We’d been here several times before; once, when Z had a high fever and was diagnosed with a severe ear infection. Once for my mother’s severe headaches, years ago. So I headed in again with her this time, ready to wait out the many hours that I anticipated that lay ahead for both of us.
My mother and I had an easy relationship at this point. She was the best kind of supportive but non intrusive parent, considering our strange roles. She allowed me to mother my son without any sort of unwanted advice or unwarranted concern. She stepped back and allowed me to parent him and pitched in to do whatever I asked, but only when I asked. She held her tongue on my sadness about Ray other than to ask if I wanted to go hang out with my friends after Zach went to sleep. She worked hard, and I worked hard, and we had worked out all of the nuances of who did what in our household. It was a much more adult relationship than it was anything else, and I was proud of how well it was all working out.

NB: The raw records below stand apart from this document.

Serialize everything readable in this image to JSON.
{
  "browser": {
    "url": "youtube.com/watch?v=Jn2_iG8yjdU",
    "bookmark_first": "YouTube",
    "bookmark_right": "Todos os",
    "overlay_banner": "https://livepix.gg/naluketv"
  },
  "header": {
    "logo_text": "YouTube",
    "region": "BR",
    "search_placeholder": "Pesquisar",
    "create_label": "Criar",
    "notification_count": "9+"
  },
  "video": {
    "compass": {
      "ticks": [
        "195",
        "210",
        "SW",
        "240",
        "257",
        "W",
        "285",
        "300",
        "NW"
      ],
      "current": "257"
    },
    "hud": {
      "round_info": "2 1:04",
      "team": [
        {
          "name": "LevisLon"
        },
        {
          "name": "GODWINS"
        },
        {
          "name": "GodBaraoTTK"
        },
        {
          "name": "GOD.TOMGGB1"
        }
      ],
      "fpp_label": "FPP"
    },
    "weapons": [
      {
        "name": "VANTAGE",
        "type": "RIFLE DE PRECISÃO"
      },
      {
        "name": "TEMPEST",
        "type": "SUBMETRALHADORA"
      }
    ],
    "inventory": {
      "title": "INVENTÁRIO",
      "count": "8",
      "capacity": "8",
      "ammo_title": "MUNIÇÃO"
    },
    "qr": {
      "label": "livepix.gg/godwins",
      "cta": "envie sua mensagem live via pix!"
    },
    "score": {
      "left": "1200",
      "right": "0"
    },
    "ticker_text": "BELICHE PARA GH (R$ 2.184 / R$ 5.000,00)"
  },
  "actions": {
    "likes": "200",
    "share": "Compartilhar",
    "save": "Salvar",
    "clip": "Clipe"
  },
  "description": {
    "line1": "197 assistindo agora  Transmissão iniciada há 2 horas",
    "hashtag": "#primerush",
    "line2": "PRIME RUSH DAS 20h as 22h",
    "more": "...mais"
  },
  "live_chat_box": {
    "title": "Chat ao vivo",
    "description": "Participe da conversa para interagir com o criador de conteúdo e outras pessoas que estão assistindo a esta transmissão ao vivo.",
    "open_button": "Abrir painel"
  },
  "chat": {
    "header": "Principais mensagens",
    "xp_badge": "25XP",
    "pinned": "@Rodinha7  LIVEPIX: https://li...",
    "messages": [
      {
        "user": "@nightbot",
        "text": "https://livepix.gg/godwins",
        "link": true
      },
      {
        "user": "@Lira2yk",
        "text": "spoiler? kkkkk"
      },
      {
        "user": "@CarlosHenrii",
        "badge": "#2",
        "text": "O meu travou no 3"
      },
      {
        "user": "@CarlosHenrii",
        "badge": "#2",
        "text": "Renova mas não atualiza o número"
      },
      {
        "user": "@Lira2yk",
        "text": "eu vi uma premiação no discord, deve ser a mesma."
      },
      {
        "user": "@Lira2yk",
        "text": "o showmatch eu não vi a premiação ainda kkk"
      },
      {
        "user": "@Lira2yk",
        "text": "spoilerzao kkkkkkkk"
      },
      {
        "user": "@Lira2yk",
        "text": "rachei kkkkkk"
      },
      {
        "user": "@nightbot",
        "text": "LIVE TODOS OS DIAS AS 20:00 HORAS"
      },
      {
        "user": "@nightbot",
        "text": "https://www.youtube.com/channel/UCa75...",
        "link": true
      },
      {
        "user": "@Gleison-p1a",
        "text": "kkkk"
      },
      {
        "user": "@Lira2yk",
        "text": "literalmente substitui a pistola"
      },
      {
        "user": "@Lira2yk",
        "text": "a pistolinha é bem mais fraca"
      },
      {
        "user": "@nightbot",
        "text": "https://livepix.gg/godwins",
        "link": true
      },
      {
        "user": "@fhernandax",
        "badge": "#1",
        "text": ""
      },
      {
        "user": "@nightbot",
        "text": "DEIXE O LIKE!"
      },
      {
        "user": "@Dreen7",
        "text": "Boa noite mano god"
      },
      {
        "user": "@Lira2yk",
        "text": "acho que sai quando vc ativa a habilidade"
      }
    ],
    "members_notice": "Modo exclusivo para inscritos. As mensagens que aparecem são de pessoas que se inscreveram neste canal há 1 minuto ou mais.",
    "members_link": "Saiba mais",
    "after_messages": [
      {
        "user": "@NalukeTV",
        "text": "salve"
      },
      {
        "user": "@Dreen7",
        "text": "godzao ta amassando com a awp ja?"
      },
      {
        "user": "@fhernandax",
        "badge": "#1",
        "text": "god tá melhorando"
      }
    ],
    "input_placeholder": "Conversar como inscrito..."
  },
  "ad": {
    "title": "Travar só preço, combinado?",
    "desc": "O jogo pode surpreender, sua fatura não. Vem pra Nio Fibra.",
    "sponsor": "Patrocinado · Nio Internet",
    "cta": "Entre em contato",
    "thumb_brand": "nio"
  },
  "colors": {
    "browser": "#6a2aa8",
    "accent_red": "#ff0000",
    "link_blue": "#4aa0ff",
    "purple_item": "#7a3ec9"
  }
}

So when she asked for help that Saturday, it never occurred to me to be alarmed. She often asked for help with this or that when she got busy. I figured she’d just been working too hard these days. Often she would arrive home after 7 or even 8, even though she left the house like clockwork before 7am to beat the traffic going into the city.
When she finally saw a doctor, he took her history, and his eyebrows went up at the news that she smoked three packs a day. It wasn’t news to me; it was who she was. My mother was defined by her cigarette smoking; every photo of her shows a cigarette in her hand. She kept an ashtray on her bedside table because she smoked first thing in the morning, before ever getting up out of bed. It was the first thing she did in the morning and the last thing she did at night, and if she woke up for more than a few minutes in the middle of the night, I could hear her lamp click on and then the click of the cigarette lighter next. It was just who she was. So as part of the doctor’s routine screening for her, he ordered a chest x ray even though her symptoms did not seem to merit it.
It was therefore more of a shock than it should have been to hear that the radiologist wanted to speak to my mother about her x ray.
While my mother was suffering from a strange stomach bug, totally unrelated to her chest x ray, the doctor informed us that he saw some “abnormalities” on her chest x ray. He was recommending a follow up with her general practitioner next week, the sooner the better. He described it as a “shadow” on her lung.
She and I looked at each other. You don’t mention a shadow on the lung of a three pack a day smoker without sending up alarm bells.